In our last blog, we were playing around with examples of high contrast images. Today, I'm going to show you how easily you can convert images to high contrast, using the most common tool amongst our viewers - Adobe Photoshop Lightroom. As I said last time, you get the best results with simple images. This re-enactor was part of a demonstration of Civil War artillery at the Gettysburg battlefield.
The great thing about using Lightroom is the non-destructive nature of the program. You can always go back to your original image if you don't like the changes. If you want to keep separate versions of the image, start with creating a virtual copy. Virtual copies allow you to have all the versions of your image side-by-side in your database. The virtual copies do not create equivalent size files on your hard drive until you export them for other uses.
So, let's get started. There are many different ways to accomplish this effect; this is the workflow I use. If you don't like my method, you can do it in any order you want. Go into the Develop module of Lightroom. In the Basic panel, on the right, push the Contrast slider all the way to 100. Scroll done to the Tone Curve panel, and set the Point Curve to "Strong Contrast." In the HSL/Color/B&W panel, click on "B&W." Here are some screen captures of the first three steps:
The image now looks like this:
The image conversion is not finished, yet. I want to simplify the background, and the actor's face is too dark. At this point, you adjust the sliders in the HSL/Color/B&W panel to get the final version of the image. My preferred method is to use the adjustment tool to adjust the sliders. Click on the tool, and move it over the portion of the image you want to change.
Click and Hold and move the tool higher, and the tones will lighten. Click and Hold and move the tool down, and the tones will become darker. The sliders will adjust as you move the tool. The final high contrast image is below. If you want to add sepia toning or something similar, there are presets in the left side panel for that.
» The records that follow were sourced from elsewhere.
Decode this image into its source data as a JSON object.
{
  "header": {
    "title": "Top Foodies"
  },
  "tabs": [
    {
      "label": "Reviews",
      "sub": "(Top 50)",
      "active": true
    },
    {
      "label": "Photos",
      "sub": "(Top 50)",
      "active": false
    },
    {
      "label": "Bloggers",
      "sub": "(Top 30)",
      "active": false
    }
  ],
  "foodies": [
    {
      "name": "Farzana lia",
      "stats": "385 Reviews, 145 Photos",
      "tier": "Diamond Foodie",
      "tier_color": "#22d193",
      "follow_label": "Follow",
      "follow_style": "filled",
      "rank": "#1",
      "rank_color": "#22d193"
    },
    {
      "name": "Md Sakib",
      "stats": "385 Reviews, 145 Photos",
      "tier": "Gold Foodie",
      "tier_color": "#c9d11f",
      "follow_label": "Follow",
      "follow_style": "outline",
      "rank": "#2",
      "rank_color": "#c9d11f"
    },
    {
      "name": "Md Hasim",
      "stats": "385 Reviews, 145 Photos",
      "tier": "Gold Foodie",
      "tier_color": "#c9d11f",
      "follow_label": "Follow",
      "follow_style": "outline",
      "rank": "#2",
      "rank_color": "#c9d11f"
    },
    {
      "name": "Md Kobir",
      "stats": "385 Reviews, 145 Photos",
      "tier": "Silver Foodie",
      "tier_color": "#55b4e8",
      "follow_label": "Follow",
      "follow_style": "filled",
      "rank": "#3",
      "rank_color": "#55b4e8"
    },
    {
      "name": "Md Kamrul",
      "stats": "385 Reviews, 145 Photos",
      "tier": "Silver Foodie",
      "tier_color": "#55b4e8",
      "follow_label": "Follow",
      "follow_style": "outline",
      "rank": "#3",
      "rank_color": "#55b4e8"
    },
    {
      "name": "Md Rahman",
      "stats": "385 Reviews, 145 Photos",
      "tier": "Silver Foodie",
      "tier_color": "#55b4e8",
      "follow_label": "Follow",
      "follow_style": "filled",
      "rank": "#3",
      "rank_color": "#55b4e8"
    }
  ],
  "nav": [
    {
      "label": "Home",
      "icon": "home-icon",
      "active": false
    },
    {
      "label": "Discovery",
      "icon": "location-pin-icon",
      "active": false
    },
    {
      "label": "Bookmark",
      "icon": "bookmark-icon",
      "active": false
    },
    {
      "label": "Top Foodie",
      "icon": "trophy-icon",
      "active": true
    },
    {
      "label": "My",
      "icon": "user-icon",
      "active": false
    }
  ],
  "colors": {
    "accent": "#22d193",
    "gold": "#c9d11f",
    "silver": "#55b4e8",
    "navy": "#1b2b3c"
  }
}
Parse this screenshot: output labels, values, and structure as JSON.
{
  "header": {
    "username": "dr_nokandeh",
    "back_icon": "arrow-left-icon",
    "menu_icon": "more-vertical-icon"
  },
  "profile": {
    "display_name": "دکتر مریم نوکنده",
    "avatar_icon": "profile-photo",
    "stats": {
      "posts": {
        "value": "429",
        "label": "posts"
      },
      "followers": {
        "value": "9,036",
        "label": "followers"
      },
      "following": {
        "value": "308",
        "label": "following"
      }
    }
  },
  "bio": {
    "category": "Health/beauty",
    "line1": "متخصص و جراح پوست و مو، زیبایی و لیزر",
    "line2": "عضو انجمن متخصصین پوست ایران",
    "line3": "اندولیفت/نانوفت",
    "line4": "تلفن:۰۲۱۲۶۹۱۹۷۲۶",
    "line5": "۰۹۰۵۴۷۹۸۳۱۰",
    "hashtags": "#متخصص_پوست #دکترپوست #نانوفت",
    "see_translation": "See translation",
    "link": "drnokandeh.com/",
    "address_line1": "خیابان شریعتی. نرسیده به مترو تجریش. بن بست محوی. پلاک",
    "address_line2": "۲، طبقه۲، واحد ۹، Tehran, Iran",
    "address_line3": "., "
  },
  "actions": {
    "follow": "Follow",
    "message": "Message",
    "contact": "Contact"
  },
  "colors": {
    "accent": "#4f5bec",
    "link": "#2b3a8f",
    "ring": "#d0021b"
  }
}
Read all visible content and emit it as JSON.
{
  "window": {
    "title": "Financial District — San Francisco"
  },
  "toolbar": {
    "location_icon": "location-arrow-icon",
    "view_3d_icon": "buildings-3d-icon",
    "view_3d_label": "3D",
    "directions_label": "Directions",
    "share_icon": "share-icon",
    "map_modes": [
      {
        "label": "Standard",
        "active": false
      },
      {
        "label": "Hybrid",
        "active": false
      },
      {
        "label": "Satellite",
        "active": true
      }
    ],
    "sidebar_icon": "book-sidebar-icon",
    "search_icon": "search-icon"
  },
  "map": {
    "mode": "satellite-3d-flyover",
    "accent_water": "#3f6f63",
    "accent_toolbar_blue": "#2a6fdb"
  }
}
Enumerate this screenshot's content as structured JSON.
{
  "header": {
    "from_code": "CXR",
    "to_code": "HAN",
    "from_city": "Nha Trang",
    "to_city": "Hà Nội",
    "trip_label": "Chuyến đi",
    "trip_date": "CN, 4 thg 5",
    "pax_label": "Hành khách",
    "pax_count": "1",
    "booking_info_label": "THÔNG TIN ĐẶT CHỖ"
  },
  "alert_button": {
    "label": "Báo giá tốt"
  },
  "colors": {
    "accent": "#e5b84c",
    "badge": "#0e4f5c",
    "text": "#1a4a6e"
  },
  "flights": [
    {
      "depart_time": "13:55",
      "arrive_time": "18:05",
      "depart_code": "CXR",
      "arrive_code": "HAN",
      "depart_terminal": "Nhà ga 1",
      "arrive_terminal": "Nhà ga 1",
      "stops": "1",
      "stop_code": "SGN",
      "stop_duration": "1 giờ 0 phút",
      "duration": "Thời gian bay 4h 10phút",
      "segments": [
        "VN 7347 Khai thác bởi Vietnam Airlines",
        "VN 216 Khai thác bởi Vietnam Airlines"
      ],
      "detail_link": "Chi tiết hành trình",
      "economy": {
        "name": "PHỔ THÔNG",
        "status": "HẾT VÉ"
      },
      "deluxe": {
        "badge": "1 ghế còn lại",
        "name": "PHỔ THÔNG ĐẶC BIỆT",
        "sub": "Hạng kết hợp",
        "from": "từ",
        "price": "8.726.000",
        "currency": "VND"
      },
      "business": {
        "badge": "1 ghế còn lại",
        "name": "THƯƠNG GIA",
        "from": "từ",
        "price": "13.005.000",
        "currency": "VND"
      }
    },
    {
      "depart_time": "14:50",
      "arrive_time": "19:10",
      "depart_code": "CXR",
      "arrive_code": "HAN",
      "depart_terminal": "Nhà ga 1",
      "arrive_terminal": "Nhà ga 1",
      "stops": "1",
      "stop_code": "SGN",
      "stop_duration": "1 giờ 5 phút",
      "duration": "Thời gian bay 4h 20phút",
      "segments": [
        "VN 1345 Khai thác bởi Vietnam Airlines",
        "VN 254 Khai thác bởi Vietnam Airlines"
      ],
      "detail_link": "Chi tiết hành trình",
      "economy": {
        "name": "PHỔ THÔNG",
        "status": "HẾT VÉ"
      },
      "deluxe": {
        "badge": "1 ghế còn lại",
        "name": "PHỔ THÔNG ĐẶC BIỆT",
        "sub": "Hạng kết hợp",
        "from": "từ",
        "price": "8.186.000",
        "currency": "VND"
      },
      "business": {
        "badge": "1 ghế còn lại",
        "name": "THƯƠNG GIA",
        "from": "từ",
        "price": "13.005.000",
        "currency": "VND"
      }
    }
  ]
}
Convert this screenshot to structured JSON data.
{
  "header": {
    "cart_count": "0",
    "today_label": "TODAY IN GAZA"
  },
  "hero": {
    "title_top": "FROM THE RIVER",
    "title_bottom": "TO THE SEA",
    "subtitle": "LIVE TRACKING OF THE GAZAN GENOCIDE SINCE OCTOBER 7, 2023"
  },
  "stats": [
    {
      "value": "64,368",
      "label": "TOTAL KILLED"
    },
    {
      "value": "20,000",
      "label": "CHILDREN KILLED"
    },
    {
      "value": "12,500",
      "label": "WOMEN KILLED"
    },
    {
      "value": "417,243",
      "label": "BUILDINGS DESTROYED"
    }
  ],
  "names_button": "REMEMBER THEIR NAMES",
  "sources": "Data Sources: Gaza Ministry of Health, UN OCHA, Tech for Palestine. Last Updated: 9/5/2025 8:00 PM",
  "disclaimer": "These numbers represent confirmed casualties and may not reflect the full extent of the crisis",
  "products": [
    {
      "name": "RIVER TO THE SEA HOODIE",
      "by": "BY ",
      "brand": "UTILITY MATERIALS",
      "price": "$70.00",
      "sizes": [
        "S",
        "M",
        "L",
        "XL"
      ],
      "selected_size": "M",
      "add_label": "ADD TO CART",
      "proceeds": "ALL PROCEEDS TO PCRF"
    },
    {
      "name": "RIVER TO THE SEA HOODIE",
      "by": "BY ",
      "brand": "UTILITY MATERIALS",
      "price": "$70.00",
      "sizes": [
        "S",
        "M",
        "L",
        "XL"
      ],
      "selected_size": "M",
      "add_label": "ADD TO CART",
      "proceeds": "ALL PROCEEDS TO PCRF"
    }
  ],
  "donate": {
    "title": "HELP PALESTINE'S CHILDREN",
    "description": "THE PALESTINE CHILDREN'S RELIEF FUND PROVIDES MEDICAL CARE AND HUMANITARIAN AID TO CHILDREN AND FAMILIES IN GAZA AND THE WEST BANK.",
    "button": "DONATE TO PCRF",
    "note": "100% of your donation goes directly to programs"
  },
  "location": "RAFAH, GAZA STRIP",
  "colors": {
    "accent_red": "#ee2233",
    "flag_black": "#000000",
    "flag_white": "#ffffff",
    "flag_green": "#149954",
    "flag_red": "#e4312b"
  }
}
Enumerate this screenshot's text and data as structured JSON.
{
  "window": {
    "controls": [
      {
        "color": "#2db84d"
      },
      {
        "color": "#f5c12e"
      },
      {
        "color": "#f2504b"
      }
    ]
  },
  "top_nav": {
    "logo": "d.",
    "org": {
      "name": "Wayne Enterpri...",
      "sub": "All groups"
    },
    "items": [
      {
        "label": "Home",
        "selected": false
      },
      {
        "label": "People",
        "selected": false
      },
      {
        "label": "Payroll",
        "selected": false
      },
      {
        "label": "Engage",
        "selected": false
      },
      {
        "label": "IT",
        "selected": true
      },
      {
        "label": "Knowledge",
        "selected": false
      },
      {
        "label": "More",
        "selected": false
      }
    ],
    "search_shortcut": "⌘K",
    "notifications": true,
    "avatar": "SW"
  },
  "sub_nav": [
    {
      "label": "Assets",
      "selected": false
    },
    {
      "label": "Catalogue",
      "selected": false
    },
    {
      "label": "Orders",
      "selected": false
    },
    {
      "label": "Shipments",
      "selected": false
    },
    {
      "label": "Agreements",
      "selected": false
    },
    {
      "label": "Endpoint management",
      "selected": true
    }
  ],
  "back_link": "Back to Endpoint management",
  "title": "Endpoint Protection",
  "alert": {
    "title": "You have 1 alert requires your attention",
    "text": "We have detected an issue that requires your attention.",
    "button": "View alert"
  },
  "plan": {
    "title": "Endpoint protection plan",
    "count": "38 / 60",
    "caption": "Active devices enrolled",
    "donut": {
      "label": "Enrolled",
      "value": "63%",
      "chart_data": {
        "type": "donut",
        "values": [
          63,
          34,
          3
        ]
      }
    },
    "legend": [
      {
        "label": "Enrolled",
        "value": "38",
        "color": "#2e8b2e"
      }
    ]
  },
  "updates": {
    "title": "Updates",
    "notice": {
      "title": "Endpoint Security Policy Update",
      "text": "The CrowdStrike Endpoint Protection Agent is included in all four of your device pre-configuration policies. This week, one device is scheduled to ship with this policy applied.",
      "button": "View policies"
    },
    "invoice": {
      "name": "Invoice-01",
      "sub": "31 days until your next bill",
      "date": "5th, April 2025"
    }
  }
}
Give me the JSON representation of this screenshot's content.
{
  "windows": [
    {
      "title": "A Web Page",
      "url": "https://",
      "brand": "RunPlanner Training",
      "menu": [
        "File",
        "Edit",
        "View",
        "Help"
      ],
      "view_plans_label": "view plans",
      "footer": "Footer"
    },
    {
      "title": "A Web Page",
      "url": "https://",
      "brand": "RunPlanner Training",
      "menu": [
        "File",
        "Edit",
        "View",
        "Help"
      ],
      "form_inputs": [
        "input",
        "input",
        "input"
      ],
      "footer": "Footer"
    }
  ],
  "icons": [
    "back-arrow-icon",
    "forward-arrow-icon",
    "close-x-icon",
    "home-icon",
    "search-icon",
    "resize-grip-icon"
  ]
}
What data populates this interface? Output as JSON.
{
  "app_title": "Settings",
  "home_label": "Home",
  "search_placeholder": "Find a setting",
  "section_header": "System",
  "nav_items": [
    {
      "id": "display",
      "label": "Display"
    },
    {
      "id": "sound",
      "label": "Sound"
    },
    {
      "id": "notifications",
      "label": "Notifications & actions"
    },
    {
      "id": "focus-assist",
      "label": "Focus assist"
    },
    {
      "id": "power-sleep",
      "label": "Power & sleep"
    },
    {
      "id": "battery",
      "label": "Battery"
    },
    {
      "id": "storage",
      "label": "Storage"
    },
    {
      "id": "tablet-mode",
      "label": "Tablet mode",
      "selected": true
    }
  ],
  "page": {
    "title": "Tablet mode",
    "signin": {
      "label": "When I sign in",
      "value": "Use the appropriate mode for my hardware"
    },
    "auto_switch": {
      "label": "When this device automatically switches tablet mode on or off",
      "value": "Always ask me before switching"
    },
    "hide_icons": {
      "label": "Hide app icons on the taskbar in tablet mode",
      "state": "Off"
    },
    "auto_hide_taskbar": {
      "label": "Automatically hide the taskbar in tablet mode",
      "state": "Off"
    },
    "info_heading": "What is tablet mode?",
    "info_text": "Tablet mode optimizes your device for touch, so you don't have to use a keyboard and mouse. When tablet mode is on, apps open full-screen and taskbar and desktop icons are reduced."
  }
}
Experiment with them to your tastes.
If you like the effect, try it on other images. The more you practice, the faster you'll get to your final image. I think you'll have a good time experimenting with high contrast.